Top of Data records

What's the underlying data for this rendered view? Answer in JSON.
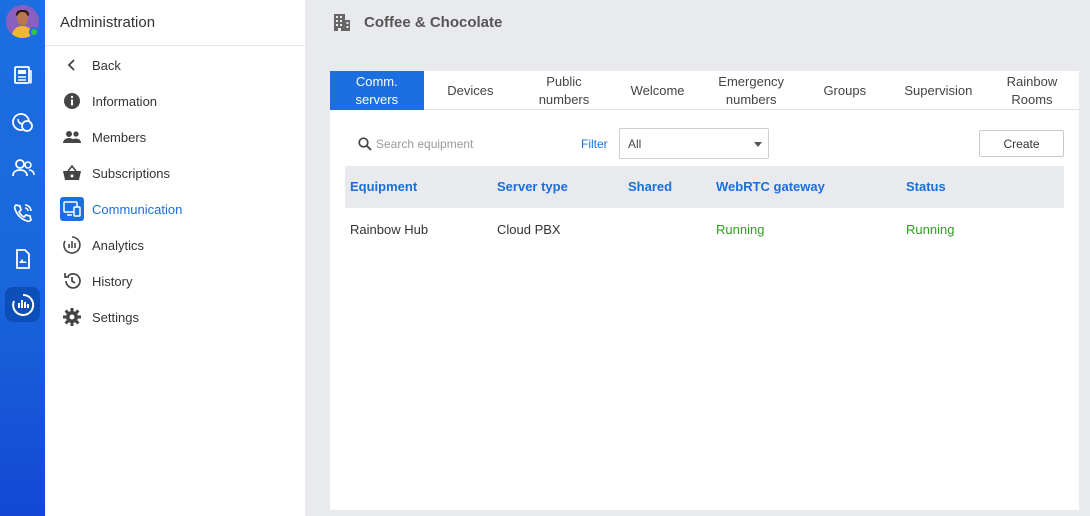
{
  "panel": {
    "title": "Administration",
    "nav": [
      {
        "label": "Back",
        "icon": "chevron-left-icon"
      },
      {
        "label": "Information",
        "icon": "info-icon"
      },
      {
        "label": "Members",
        "icon": "members-icon"
      },
      {
        "label": "Subscriptions",
        "icon": "basket-icon"
      },
      {
        "label": "Communication",
        "icon": "communication-icon",
        "active": true
      },
      {
        "label": "Analytics",
        "icon": "analytics-icon"
      },
      {
        "label": "History",
        "icon": "history-icon"
      },
      {
        "label": "Settings",
        "icon": "gear-icon"
      }
    ]
  },
  "rail": {
    "icons": [
      "news-icon",
      "phone-chat-icon",
      "contacts-icon",
      "calls-icon",
      "files-icon",
      "admin-analytics-icon"
    ],
    "active": "admin-analytics-icon"
  },
  "company": {
    "name": "Coffee & Chocolate",
    "icon": "building-icon"
  },
  "tabs": [
    {
      "line1": "Comm.",
      "line2": "servers",
      "active": true
    },
    {
      "line1": "Devices",
      "line2": ""
    },
    {
      "line1": "Public",
      "line2": "numbers"
    },
    {
      "line1": "Welcome",
      "line2": ""
    },
    {
      "line1": "Emergency",
      "line2": "numbers"
    },
    {
      "line1": "Groups",
      "line2": ""
    },
    {
      "line1": "Supervision",
      "line2": ""
    },
    {
      "line1": "Rainbow",
      "line2": "Rooms"
    }
  ],
  "toolbar": {
    "search_placeholder": "Search equipment",
    "filter_label": "Filter",
    "filter_value": "All",
    "create_label": "Create"
  },
  "table": {
    "columns": [
      "Equipment",
      "Server type",
      "Shared",
      "WebRTC gateway",
      "Status"
    ],
    "rows": [
      {
        "equipment": "Rainbow Hub",
        "server_type": "Cloud PBX",
        "shared": "",
        "webrtc": "Running",
        "status": "Running"
      }
    ]
  },
  "colors": {
    "accent": "#1b6fe0",
    "running": "#2e9e1e",
    "rail": "#1a66dc"
  }
}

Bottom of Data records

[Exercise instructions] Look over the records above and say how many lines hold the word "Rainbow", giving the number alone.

[Answer box] 2